WHO Calls for Prevention of Occupational Cancer Exposure
EVERY year, at least 200,000 people die from cancer related to their workplace, according to the World Health Organization (WHO).
April 28 was World Day for Safety and Health at Work. Millions of workers run the risk of developing cancers such as lung cancer and mesothelioma (a malignant cancer of the internal lining of the chest cavity) from inhaling asbestos fibers and from tobacco smoke, or leukemia from exposure to benzene at their workplaces. Yet, the risks for occupational cancer are preventable.
Lung cancer, mesothelioma and bladder cancer are among the most common types of occupational cancers, WHO states. Every tenth lung cancer death is closely related to risks in the workplace. Currently about 125 million people around the world are exposed to asbestos at work, and at least 90,000 people die each year from asbestos-related diseases. Thousands more die from leukemia caused by exposure to benzene, an organic solvent widely used by workers, including in the chemical and diamond industries.
The rates of occupational cancer exposure are highest among workers whose workplaces do not meet the requirements for health and safety protection and do not have the necessary engineering measures to prevent the pollution of air with carcinogenic substances.
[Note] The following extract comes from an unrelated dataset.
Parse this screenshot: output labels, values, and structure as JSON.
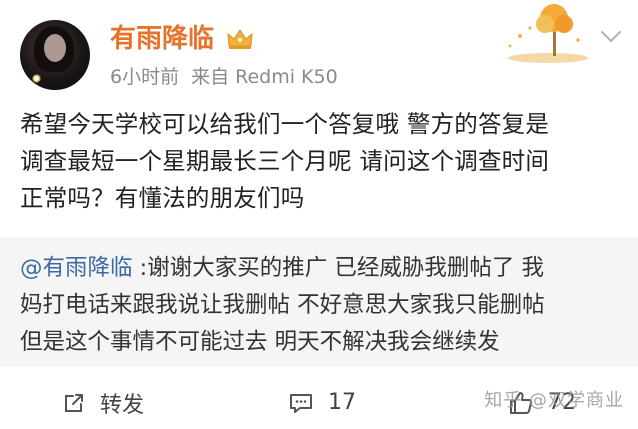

For example, workers who are heavily exposed to second-hand tobacco smoke at their workplaces have double the risk of developing lung cancer compared to those working in a smoke-free environment.
"The tragedy of occupational cancer resulting from asbestos, benzene and other carcinogens is that it takes so long for science to be translated into protective action," said Dr Maria Neira, WHO director of public health and environment. "Known and preventable exposures are clearly responsible for hundreds of thousands of excess cancer cases each year. In the interests of protecting our health, we must adopt an approach rooted in primary prevention -- that is to make workplaces free from carcinogenic risks."
Currently, most cancer deaths caused by occupational risk factors occur in the developed world. This is a result of the wide use of different carcinogenic substances such as blue asbestos, 2-naphthylamine and benzene 20 to 30 years ago. Today, there are much tighter controls on these known carcinogens in the workplace in developed countries. However, work processes involving the use of carcinogens such as chrysotile asbestos and pesticides are moving to countries with less stringent enforcement of occupational-health standards. If the current unregulated use of carcinogens in developing countries continues, a significant increase in occupational cancer can be expected in the coming decades, WHO states.
"The control of carcinogens in the workplace should be a key component of every national cancer-control program," said Dr Andreas Ullrich, WHO medical officer for cancer control. "To achieve this, WHO supports countries in developing comprehensive national cancer prevention and control plans, which are essential to prevent millions of cancer deaths each year."
To protect workers from occupational cancer, WHO urges governments and industry to ensure that workplaces are equipped with adequate measures to meet health and safety standards and that they be free from dangerous pollutants. The most efficient way to prevent occupational cancer is to avoid exposure to carcinogens. Some of the simple interventions that can prevent hundreds of thousands of unnecessary deaths and suffering from occupational cancer are:
- Stop the use of asbestos.
- Introduce benzene-free organic solvents and technologies that convert the carcinogenic chromium into a non-carcinogenic form.
- Ban tobacco use at the workplace.
- Provide protective clothes for people working in the sun.
WHO provides policy recommendations to help countries stop the use of carcinogens in the workplace, and provides health ministries with the latest information to frame health arguments and legislation to rid workplaces of carcinogens. Recently, WHO issued an official statement warning countries to stop using asbestos or face a cancer epidemic in the coming years.